Source records:
▼

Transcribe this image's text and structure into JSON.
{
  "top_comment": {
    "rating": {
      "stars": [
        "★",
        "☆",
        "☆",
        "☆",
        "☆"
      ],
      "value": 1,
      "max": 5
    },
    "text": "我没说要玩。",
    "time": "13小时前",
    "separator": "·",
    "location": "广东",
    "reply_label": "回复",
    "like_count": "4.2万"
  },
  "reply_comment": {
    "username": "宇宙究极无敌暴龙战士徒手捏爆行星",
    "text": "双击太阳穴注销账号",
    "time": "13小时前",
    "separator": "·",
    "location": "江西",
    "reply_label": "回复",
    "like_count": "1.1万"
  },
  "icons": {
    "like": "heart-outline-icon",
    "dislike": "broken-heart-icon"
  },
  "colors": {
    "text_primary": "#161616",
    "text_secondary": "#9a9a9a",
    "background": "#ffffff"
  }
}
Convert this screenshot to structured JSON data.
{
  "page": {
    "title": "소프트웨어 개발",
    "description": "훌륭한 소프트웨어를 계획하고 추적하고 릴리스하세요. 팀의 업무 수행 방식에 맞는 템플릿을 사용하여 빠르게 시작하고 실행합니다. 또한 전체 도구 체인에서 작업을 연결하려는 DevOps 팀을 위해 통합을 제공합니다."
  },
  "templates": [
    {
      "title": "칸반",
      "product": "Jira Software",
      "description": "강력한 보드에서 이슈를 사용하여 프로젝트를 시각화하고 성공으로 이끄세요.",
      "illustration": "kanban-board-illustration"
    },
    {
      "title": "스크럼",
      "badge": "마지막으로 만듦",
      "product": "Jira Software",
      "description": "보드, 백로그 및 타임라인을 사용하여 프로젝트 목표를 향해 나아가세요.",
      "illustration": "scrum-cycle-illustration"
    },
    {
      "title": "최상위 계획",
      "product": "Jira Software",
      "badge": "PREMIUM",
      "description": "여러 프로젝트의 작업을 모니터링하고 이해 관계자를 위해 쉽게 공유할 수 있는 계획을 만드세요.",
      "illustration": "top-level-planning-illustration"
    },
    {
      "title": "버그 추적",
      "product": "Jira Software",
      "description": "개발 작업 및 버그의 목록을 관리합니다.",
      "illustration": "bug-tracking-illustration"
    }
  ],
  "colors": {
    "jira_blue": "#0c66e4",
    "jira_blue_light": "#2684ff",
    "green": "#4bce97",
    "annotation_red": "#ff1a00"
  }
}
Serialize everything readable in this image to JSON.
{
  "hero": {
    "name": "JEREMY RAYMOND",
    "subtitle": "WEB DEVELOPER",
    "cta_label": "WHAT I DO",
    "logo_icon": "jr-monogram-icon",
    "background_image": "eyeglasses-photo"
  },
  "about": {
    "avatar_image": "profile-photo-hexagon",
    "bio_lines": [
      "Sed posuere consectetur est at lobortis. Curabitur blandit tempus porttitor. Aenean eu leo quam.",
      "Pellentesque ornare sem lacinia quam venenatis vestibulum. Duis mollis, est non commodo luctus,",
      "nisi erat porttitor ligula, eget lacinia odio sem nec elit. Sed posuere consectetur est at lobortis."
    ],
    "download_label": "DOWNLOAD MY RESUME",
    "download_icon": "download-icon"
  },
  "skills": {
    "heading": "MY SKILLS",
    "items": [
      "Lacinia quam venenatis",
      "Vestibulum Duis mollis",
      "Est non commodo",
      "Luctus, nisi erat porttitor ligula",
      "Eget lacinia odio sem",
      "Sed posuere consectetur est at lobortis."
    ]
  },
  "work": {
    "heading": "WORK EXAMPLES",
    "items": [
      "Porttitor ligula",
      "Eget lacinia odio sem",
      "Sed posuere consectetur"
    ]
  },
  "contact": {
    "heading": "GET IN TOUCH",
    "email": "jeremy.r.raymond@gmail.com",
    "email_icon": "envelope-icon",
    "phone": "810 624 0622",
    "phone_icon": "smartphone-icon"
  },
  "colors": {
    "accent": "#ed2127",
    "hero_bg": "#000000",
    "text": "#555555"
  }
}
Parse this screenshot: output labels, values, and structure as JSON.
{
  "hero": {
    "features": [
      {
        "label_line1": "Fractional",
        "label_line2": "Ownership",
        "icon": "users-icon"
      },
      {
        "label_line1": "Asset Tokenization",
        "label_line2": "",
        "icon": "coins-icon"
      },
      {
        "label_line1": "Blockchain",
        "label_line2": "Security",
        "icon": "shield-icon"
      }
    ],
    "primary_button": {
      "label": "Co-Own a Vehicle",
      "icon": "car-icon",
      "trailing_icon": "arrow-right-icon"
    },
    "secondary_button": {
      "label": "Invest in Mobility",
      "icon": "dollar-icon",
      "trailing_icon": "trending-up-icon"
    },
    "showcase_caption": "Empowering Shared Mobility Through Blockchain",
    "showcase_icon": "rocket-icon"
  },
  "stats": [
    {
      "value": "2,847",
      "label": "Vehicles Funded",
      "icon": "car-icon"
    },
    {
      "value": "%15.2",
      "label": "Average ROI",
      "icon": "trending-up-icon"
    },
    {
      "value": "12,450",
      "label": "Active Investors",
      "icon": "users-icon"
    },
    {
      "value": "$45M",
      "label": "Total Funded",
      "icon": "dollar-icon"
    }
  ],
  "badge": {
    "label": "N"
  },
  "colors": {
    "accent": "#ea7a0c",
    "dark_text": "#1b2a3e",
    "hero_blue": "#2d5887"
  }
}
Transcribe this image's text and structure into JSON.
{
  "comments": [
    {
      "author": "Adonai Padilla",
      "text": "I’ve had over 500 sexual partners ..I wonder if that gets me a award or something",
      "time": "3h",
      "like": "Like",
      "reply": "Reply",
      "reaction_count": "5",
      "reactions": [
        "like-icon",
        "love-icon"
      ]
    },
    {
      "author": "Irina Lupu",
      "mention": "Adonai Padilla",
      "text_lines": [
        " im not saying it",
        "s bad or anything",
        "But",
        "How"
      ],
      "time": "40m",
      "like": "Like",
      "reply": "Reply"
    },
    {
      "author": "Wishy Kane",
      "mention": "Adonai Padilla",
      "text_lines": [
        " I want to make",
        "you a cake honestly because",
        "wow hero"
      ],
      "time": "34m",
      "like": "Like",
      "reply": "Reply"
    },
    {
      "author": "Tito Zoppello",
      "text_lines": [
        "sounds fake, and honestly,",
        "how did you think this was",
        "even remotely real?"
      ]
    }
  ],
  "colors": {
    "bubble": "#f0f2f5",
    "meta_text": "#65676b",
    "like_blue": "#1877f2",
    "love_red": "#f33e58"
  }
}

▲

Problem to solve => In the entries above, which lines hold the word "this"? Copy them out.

Exercise result =>
Transcribe this image's text and structure into JSON.
Convert this screenshot to structured JSON data.
Serialize everything readable in this image to JSON.
Parse this screenshot: output labels, values, and structure as JSON.
Transcribe this image's text and structure into JSON.
        "how did you think this was",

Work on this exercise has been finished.